Sometimes everything happens faster than you think and labor starts. We have put together a checklist for you of everything you need in your hospital bag.
- Hospital referral slip
- Maternity passport
- Health insurance card
- Identity card
- Allergy passport if required
- Birth plan (optional)
- Comfortable clothes
- Warm socks
- Old nightgown or T-shirt for the birth
- Wide underpants
- or disposable panties
- Nursing bras
- Nursing pads
- Snacks & drinks for refreshment
For the baby
- Panties/ rompers
- Cotton cap
The birth date is getting closer and closer and your nerves are tense? That is completely normal. Especially if it is your first birth, it is not surprising if you are worried.
During this time – when it could be any moment – pregnant women are often easily irritable, stressed and impatient. No wonder, after all, your body has been through a lot of work in the last few months.
In the 38th week of pregnancy, the time may come at any moment. You should have your clinic bag ready from now on.
In the 38th week of pregnancy you may already go into labour.
Contractions usually feel like severe abdominal pain.
Your gynaecologist can tell you the position of your baby in the 38th week by ultrasound.
The majority of babies are born before their due date. Only about 3 to 4 % of babies are born on their due date.
Water retention in the 38th week of pregnancy can be relieved by walking or swimming.
Sharp pains in the lower abdomen are often triggered by contractions and are nothing to worry about. If you are still worried – or if the pain gets worse – ask your midwife or gynaecologist for support.

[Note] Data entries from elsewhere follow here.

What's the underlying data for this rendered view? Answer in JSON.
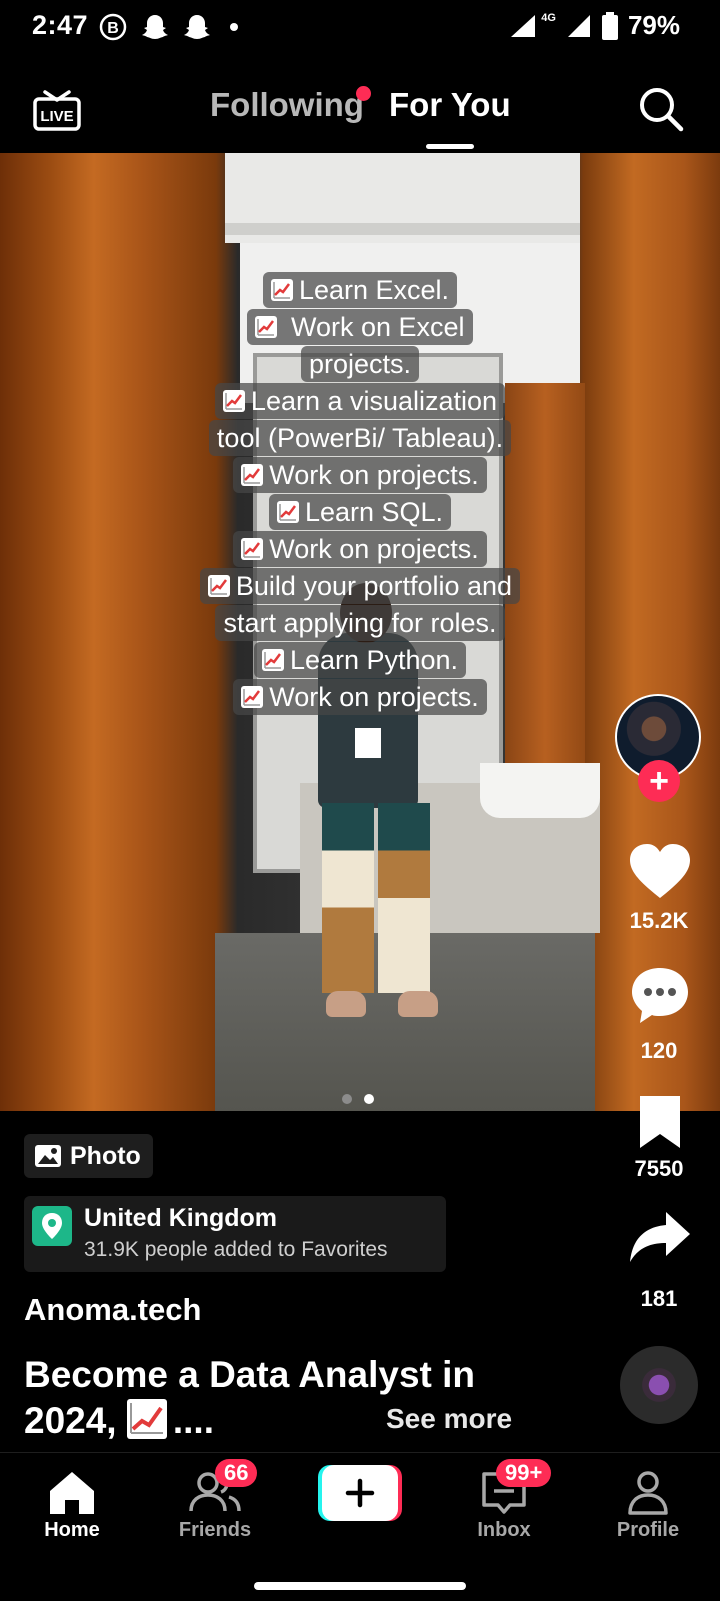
{
  "status_bar": {
    "time": "2:47",
    "battery": "79%",
    "network": "4G",
    "icons": [
      "b-icon",
      "snapchat-icon",
      "snapchat-icon",
      "dot-icon",
      "wifi-icon",
      "signal-icon",
      "battery-icon"
    ]
  },
  "top_nav": {
    "following_label": "Following",
    "for_you_label": "For You",
    "live_label": "LIVE"
  },
  "caption_overlay": {
    "lines": [
      "Learn Excel.",
      " Work on Excel",
      "projects.",
      "Learn a visualization",
      "tool (PowerBi/ Tableau).",
      "Work on projects.",
      "Learn SQL.",
      "Work on projects.",
      "Build your portfolio and",
      "start applying for roles.",
      "Learn Python.",
      "Work on projects."
    ],
    "emoji_lines": [
      0,
      1,
      3,
      5,
      6,
      7,
      8,
      10,
      11
    ]
  },
  "carousel": {
    "total": 2,
    "active": 2
  },
  "actions": {
    "likes": "15.2K",
    "comments": "120",
    "saves": "7550",
    "shares": "181"
  },
  "post": {
    "photo_tag": "Photo",
    "location_title": "United Kingdom",
    "location_subtitle": "31.9K people added to Favorites",
    "username": "Anoma.tech",
    "title_line1": "Become a Data Analyst in",
    "title_line2": "2024, ",
    "title_ellipsis": "....",
    "see_more": "See more"
  },
  "bottom_nav": {
    "home": "Home",
    "friends": "Friends",
    "friends_badge": "66",
    "inbox": "Inbox",
    "inbox_badge": "99+",
    "profile": "Profile"
  },
  "colors": {
    "accent": "#fe2c55",
    "location_icon": "#1db789",
    "create_left": "#25f4ee",
    "create_right": "#fe2c55"
  }
}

38th WOP videos
Learn more from Nekole about what to expect in the 38th week of pregnancy.